**Component data from apps and pages:**
####################
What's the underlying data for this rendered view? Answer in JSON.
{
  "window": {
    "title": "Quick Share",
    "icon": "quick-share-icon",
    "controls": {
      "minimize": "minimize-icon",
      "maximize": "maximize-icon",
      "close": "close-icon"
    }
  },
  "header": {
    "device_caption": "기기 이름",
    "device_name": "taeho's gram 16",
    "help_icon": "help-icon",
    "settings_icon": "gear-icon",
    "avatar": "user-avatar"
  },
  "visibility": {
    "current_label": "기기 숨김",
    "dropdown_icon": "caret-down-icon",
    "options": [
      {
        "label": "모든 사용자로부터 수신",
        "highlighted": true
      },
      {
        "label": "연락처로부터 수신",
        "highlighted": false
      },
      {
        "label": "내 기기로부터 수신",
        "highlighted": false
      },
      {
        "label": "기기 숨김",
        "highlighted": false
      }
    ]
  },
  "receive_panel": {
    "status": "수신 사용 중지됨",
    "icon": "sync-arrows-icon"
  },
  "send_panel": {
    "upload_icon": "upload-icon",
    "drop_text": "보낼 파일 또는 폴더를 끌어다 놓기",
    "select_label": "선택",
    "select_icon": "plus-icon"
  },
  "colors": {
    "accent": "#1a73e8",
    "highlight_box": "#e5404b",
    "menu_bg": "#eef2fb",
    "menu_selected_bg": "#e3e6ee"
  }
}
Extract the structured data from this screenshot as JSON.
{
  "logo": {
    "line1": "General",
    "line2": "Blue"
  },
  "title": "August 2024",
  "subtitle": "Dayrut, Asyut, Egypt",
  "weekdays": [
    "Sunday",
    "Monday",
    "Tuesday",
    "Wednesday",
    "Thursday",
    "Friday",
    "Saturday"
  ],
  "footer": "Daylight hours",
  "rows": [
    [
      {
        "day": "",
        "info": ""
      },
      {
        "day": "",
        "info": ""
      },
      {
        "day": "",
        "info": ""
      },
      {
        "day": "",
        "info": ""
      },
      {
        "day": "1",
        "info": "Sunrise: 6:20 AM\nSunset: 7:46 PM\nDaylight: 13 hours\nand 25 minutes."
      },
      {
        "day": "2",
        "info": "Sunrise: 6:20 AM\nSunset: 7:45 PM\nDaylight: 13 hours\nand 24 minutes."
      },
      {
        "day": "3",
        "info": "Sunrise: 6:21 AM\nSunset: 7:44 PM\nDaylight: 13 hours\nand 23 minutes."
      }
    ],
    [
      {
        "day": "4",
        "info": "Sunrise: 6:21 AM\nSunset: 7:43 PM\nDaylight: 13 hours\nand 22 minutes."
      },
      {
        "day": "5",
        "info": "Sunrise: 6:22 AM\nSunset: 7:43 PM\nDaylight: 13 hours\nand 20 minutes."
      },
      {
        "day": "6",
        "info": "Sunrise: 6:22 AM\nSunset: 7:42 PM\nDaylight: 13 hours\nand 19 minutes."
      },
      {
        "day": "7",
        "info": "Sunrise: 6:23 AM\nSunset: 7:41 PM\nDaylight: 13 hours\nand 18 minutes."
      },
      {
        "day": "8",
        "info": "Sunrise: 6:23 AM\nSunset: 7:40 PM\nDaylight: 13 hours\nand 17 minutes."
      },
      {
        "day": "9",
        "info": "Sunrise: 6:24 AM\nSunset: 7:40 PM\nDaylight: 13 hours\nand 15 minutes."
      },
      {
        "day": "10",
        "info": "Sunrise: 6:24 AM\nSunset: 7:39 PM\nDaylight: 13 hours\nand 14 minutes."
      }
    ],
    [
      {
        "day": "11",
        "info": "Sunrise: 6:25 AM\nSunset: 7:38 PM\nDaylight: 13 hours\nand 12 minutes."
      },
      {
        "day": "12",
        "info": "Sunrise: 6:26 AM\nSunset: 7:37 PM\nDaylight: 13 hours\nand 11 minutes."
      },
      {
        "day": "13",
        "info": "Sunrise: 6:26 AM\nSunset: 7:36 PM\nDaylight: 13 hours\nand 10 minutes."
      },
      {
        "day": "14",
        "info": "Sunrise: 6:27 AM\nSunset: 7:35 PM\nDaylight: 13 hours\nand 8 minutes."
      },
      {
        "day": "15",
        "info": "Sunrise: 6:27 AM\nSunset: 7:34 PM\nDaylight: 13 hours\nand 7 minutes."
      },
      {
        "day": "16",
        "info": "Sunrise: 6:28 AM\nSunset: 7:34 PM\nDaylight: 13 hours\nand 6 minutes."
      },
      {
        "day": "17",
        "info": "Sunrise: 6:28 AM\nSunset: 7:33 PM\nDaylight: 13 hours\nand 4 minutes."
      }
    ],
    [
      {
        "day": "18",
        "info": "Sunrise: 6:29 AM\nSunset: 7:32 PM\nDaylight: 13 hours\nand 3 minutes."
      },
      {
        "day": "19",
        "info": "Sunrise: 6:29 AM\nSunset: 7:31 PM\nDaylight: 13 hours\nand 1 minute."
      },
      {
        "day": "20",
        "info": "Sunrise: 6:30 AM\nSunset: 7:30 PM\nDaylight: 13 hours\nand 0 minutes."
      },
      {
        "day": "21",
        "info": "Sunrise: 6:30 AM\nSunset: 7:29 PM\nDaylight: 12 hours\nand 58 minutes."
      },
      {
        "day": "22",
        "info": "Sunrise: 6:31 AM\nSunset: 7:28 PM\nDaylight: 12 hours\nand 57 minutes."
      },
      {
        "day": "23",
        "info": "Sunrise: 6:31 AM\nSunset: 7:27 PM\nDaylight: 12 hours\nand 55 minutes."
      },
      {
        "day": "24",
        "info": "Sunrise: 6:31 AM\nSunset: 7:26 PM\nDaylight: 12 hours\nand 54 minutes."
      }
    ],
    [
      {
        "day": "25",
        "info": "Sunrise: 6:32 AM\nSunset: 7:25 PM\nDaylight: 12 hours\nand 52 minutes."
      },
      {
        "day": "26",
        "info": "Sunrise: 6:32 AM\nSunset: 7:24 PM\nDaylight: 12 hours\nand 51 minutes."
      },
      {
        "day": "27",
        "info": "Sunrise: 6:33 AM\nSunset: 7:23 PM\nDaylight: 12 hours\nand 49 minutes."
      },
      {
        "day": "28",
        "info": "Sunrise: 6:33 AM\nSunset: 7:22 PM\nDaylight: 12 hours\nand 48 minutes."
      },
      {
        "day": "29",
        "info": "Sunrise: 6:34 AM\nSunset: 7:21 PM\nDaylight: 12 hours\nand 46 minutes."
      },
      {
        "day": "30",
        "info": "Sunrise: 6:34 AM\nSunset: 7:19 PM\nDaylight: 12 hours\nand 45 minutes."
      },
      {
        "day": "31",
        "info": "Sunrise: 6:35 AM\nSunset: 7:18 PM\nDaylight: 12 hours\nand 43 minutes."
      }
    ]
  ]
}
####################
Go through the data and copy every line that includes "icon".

    "icon": "quick-share-icon",
      "minimize": "minimize-icon",
      "maximize": "maximize-icon",
      "close": "close-icon"
    "help_icon": "help-icon",
    "settings_icon": "gear-icon",
    "dropdown_icon": "caret-down-icon",
    "icon": "sync-arrows-icon"
    "upload_icon": "upload-icon",
    "select_icon": "plus-icon"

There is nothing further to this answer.